The truth behind employment growth and rental growth is more complicated, which is to say that in real estate investment, growth may or may not suffice, in itself, as a driving factor to deliver superior returns. For instance, it is sometimes the case that construction outstrips demand generated by employment growth, resulting in a negative relationship between real estate value and employment growth. Alternatively, construction sometimes trails growth-driven demand, as projected growth is typically discounted by uncertainty, allowing for positive value appreciation. In short, the relationship between employment growth and return can be positive or negative depending upon the circumstances.

If the real estate market is efficient, markets with high employment growth will be priced to the level that any abnormal returns will be eliminated. The concept of market efficiency, however, is not particularly convincing to many real estate investment professionals. The private real estate market, many of them believe, is highly inefficient.

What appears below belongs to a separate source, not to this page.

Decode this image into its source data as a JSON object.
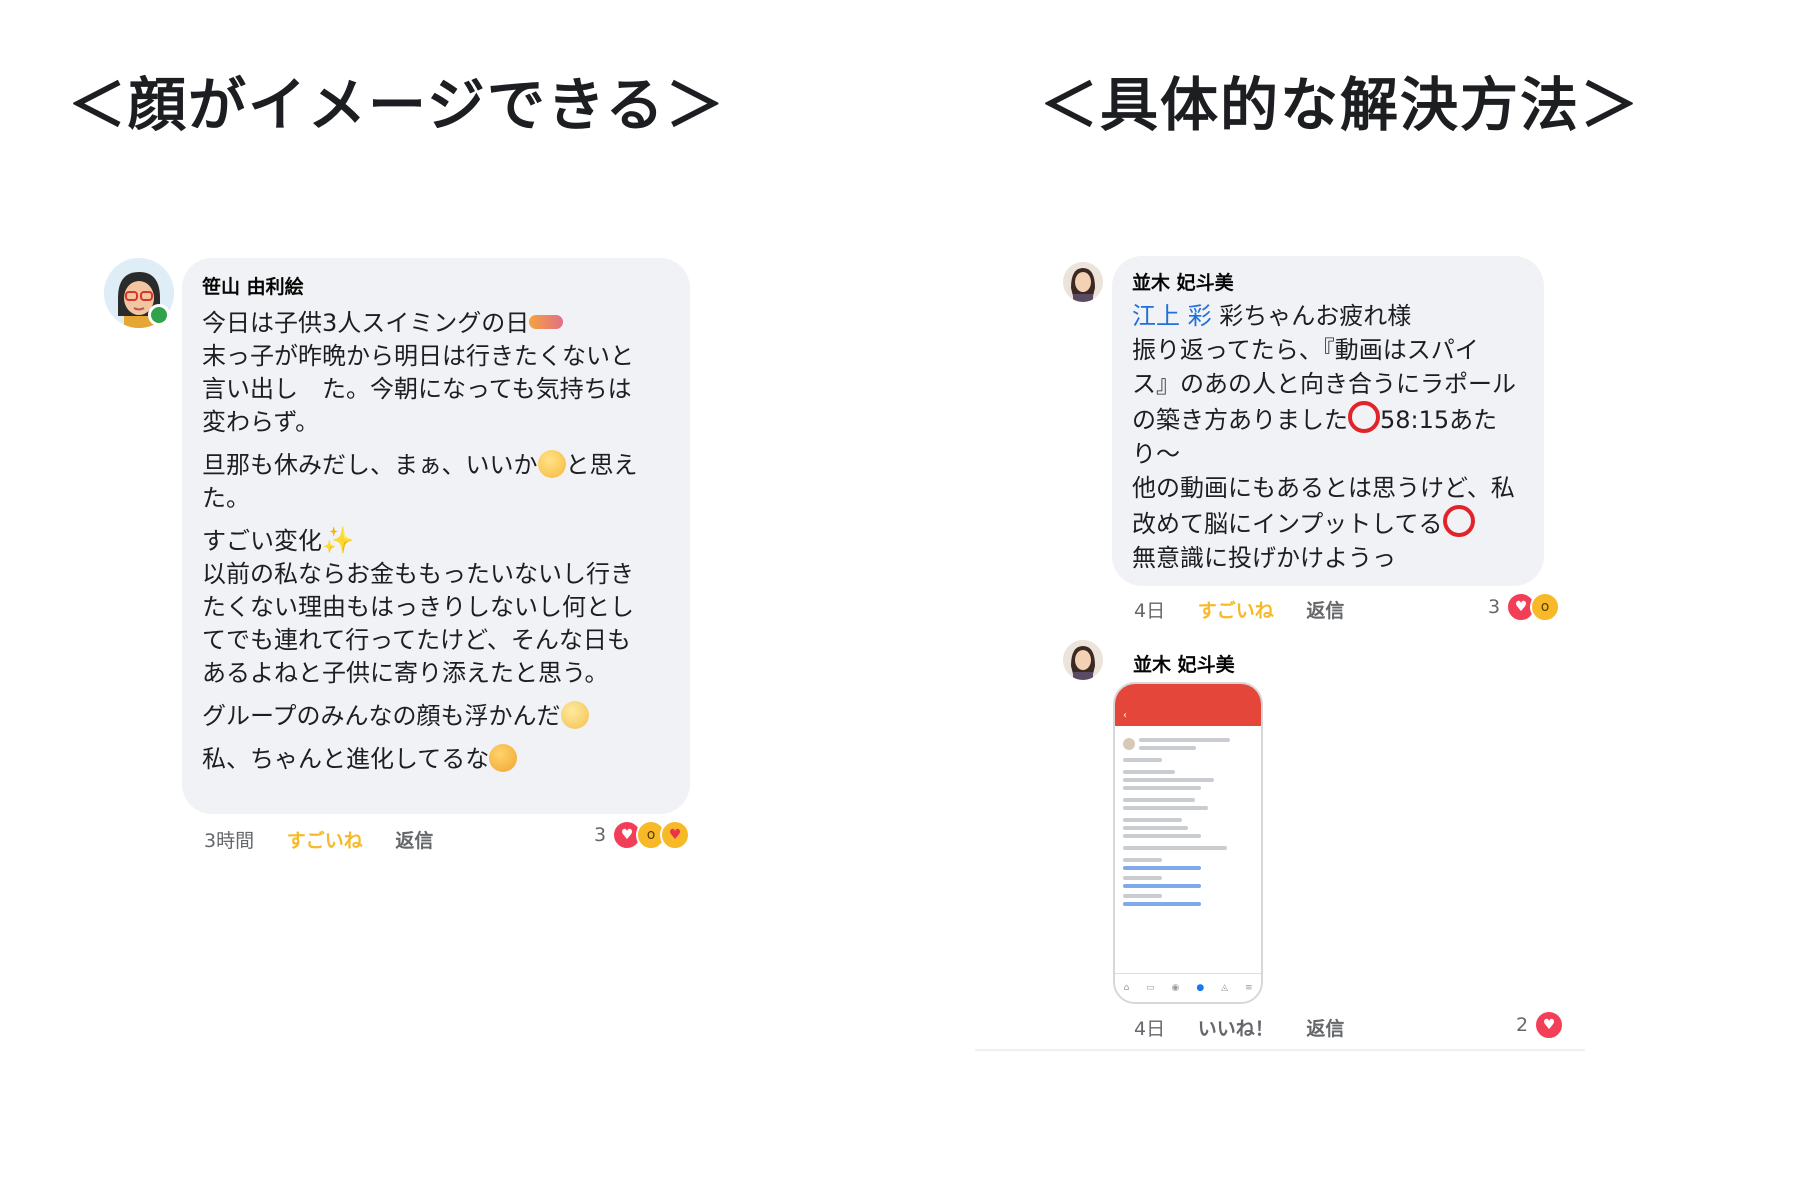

Therefore, a relationship between employment growth and real restate return cannot be formulated based on market efficiency.

An examination of real estate return and employment growth is helpful because it is much easier for investors to comprehend the economic dynamics of a city. For example, employment growth and volatility, and employment beta of an MSA are readily available from any of the economic forecasting firms. These statistics will be able to assist investors in formulating their investment strategies if and only if they are related to real estate returns.


The National Council of Real Estate Investment Fiduciaries (NCREIF) has been compiling the NCREIF Property Index since 1978. …